Jepsen says that while the song was about a real person (“The bridge was definitely about an ex that I was dating”), she didn’t have that exact experience with somebody. “I think I wanted to be brave enough to be the girl to be like, ‘You should call me,’” she says. “But that was so far away from who I was that a lot of it was imagination taking over. But every song kind of sparks with a little bit of ‘I felt something similar to this feeling’ or ‘I wanted to have that feeling.’”
The song was first released in September 2011 in Canada, and at the time, Jepsen had only a third-place finish on Canadian Idol and a debut album under her belt, making her far from a household name. “I was waitressing when ‘Call Me Maybe’ started rising,” she says.
And rise it did.
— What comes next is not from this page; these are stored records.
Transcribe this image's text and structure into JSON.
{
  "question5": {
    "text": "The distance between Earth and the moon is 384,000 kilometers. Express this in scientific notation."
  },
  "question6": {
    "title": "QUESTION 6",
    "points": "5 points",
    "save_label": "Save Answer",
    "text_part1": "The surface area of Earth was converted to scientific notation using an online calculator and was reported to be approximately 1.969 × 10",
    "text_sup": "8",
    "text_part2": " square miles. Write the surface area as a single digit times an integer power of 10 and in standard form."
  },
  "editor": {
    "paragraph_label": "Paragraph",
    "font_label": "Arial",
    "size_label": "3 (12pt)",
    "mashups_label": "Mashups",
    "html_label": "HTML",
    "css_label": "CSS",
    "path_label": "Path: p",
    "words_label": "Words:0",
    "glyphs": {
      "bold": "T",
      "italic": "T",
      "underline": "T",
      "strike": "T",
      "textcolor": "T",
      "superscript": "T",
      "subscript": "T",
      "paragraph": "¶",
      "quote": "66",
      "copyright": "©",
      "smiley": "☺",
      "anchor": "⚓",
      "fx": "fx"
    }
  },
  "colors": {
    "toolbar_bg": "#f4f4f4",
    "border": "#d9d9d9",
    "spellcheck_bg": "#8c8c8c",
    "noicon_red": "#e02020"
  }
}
The track debuted at No. 97 on the Canadian Hot 100 on Oct. 22, 2011, and climbed to No. 24 by the end of the year. Bieber kept the momentum going with a tweet on Dec. 30, calling it “possibly the catchiest song I’ve ever heard.”
It hit No. 1 on the Canadian Hot 100 on Feb. 11, three days before the release of Jepsen’s Curiosity EP. A week later, future labelmate Bieber, along with famous friends that included Ashley Tisdale and Selena Gomez, dropped the legendary lip dub video for the song, singing along to the song on video and editing in the music later.
While Bieber’s initial tweet introduced more people to listen to the song, the lip-dub, which had a million views in 24 hours, made the song explode. “I think what that video did was turn it from a hit song to a cultural phenomenon,” says Jonathan Simkin, co-founder of 604 Records.
“Call Me Maybe” debuted on the Hot 100 on March 10, 2012, eventually clocking 50 total weeks on the chart. Jepsen released her album Kiss that September, but the rest of the singles didn’t reach the heights of “Call Me Maybe,” which remains Jepsen’s biggest hit to date. Nonetheless, on her follow-up album, 2015’s EMOTION, Jepsen got more experimental with her pop sound and found a lane — and a cult fanbase — all her own.
“It was a really happy, blurry time of my life,” Jepsen says. “It was a very fast pace. And it was such a relieving thing to realize it wasn’t maybe the way for me. It’s nice now to look back and not see ‘Call Me Maybe’ as this big, terrible thing that I could never outdo, versus the beautiful start to a crazy adventure of its own, and a thing I’m very grateful for.”